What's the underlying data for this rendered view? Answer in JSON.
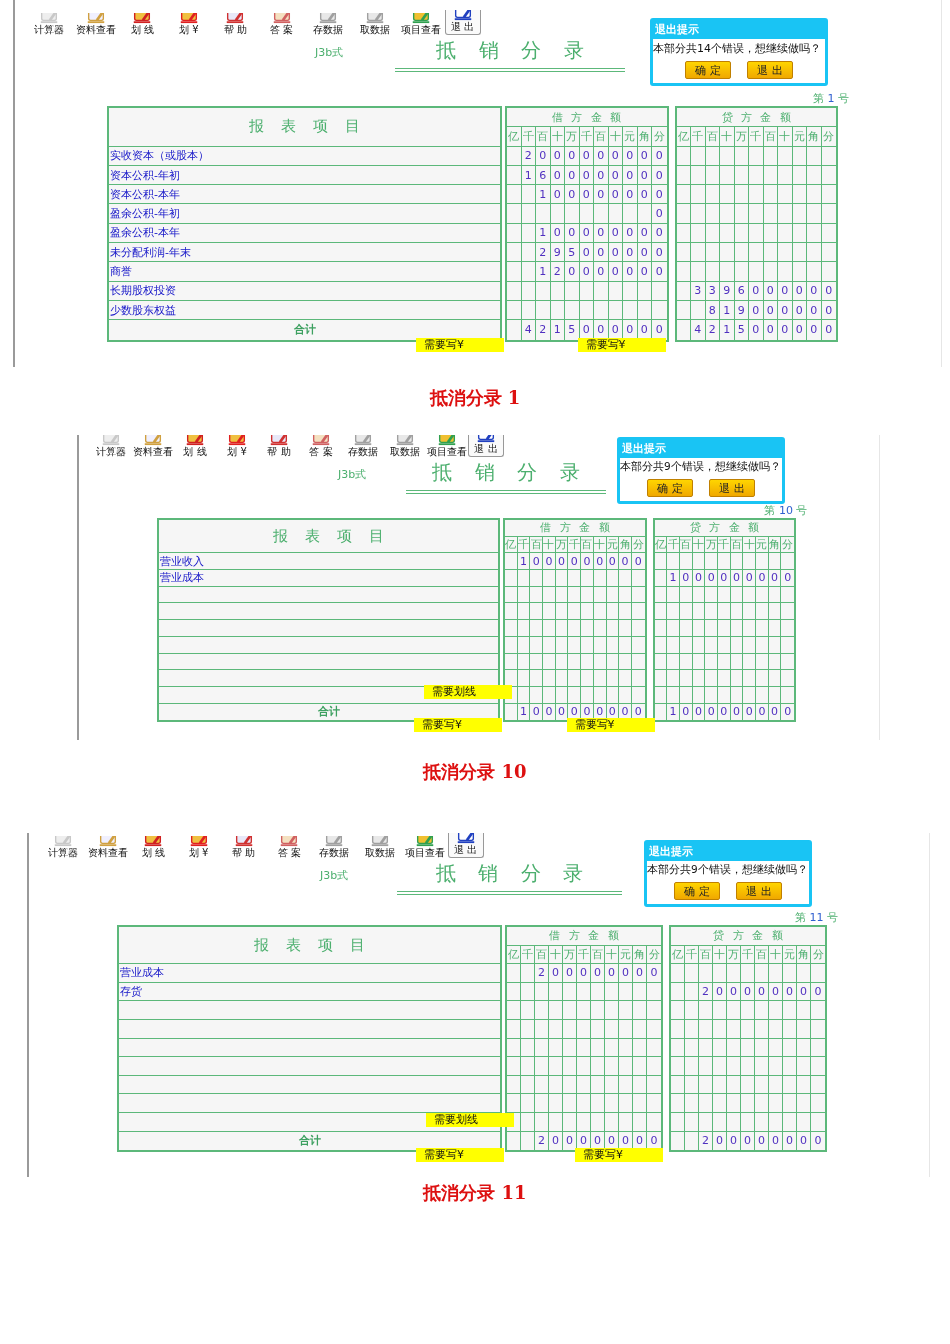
{
  "panels": [
    {
      "toolbar": [
        "计算器",
        "资料查看",
        "划 线",
        "划 ¥",
        "帮 助",
        "答 案",
        "存数据",
        "取数据",
        "项目查看",
        "退 出"
      ],
      "form_code": "J3b式",
      "title": "抵 销 分 录",
      "number": {
        "prefix": "第",
        "value": "1",
        "suffix": "号"
      },
      "table": {
        "item_header": "报 表 项 目",
        "debit_header": "借 方 金 额",
        "credit_header": "贷 方 金 额",
        "debit_units": [
          "亿",
          "千",
          "百",
          "十",
          "万",
          "千",
          "百",
          "十",
          "元",
          "角",
          "分"
        ],
        "credit_units": [
          "亿",
          "千",
          "百",
          "十",
          "万",
          "千",
          "百",
          "十",
          "元",
          "角",
          "分"
        ],
        "rows": [
          {
            "item": "实收资本（或股本）",
            "debit": "2 0 0 0 0 0 0 0 0 0"
          },
          {
            "item": "资本公积-年初",
            "debit": "1 6 0 0 0 0 0 0 0 0"
          },
          {
            "item": "资本公积-本年",
            "debit": "1 0 0 0 0 0 0 0 0"
          },
          {
            "item": "盈余公积-年初",
            "debit": "0"
          },
          {
            "item": "盈余公积-本年",
            "debit": "1 0 0 0 0 0 0 0 0"
          },
          {
            "item": "未分配利润-年末",
            "debit": "2 9 5 0 0 0 0 0 0"
          },
          {
            "item": "商誉",
            "debit": "1 2 0 0 0 0 0 0 0"
          },
          {
            "item": "长期股权投资",
            "credit": "3 3 9 6 0 0 0 0 0 0"
          },
          {
            "item": "少数股东权益",
            "credit": "8 1 9 0 0 0 0 0 0"
          }
        ],
        "total": {
          "label": "合计",
          "debit": "4 2 1 5 0 0 0 0 0 0",
          "credit": "4 2 1 5 0 0 0 0 0 0"
        }
      },
      "notes": {
        "total_item": "需要写¥",
        "total_debit": "需要写¥"
      },
      "dialog": {
        "title": "退出提示",
        "message": "本部分共14个错误，想继续做吗？",
        "buttons": [
          "确 定",
          "退 出"
        ]
      },
      "caption": "抵消分录 1"
    },
    {
      "toolbar": [
        "计算器",
        "资料查看",
        "划 线",
        "划 ¥",
        "帮 助",
        "答 案",
        "存数据",
        "取数据",
        "项目查看",
        "退 出"
      ],
      "form_code": "J3b式",
      "title": "抵 销 分 录",
      "number": {
        "prefix": "第",
        "value": "10",
        "suffix": "号"
      },
      "table": {
        "item_header": "报 表 项 目",
        "debit_header": "借 方 金 额",
        "credit_header": "贷 方 金 额",
        "debit_units": [
          "亿",
          "千",
          "百",
          "十",
          "万",
          "千",
          "百",
          "十",
          "元",
          "角",
          "分"
        ],
        "credit_units": [
          "亿",
          "千",
          "百",
          "十",
          "万",
          "千",
          "百",
          "十",
          "元",
          "角",
          "分"
        ],
        "rows": [
          {
            "item": "营业收入",
            "debit": "1 0 0 0 0 0 0 0 0 0"
          },
          {
            "item": "营业成本",
            "credit": "1 0 0 0 0 0 0 0 0 0"
          }
        ],
        "total": {
          "label": "合计",
          "debit": "1 0 0 0 0 0 0 0 0 0",
          "credit": "1 0 0 0 0 0 0 0 0 0"
        }
      },
      "notes": {
        "strike": "需要划线",
        "total_item": "需要写¥",
        "total_debit": "需要写¥"
      },
      "dialog": {
        "title": "退出提示",
        "message": "本部分共9个错误，想继续做吗？",
        "buttons": [
          "确 定",
          "退 出"
        ]
      },
      "caption": "抵消分录 10"
    },
    {
      "toolbar": [
        "计算器",
        "资料查看",
        "划 线",
        "划 ¥",
        "帮 助",
        "答 案",
        "存数据",
        "取数据",
        "项目查看",
        "退 出"
      ],
      "form_code": "J3b式",
      "title": "抵 销 分 录",
      "number": {
        "prefix": "第",
        "value": "11",
        "suffix": "号"
      },
      "table": {
        "item_header": "报 表 项 目",
        "debit_header": "借 方 金 额",
        "credit_header": "贷 方 金 额",
        "debit_units": [
          "亿",
          "千",
          "百",
          "十",
          "万",
          "千",
          "百",
          "十",
          "元",
          "角",
          "分"
        ],
        "credit_units": [
          "亿",
          "千",
          "百",
          "十",
          "万",
          "千",
          "百",
          "十",
          "元",
          "角",
          "分"
        ],
        "rows": [
          {
            "item": "营业成本",
            "debit": "2 0 0 0 0 0 0 0 0"
          },
          {
            "item": "存货",
            "credit": "2 0 0 0 0 0 0 0 0"
          }
        ],
        "total": {
          "label": "合计",
          "debit": "2 0 0 0 0 0 0 0 0",
          "credit": "2 0 0 0 0 0 0 0 0"
        }
      },
      "notes": {
        "strike": "需要划线",
        "total_item": "需要写¥",
        "total_debit": "需要写¥"
      },
      "dialog": {
        "title": "退出提示",
        "message": "本部分共9个错误，想继续做吗？",
        "buttons": [
          "确 定",
          "退 出"
        ]
      },
      "caption": "抵消分录 11"
    }
  ]
}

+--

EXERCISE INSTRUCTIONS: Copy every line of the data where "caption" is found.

THE ANSWER:
      "caption": "抵消分录 1"
      "caption": "抵消分录 10"
      "caption": "抵消分录 11"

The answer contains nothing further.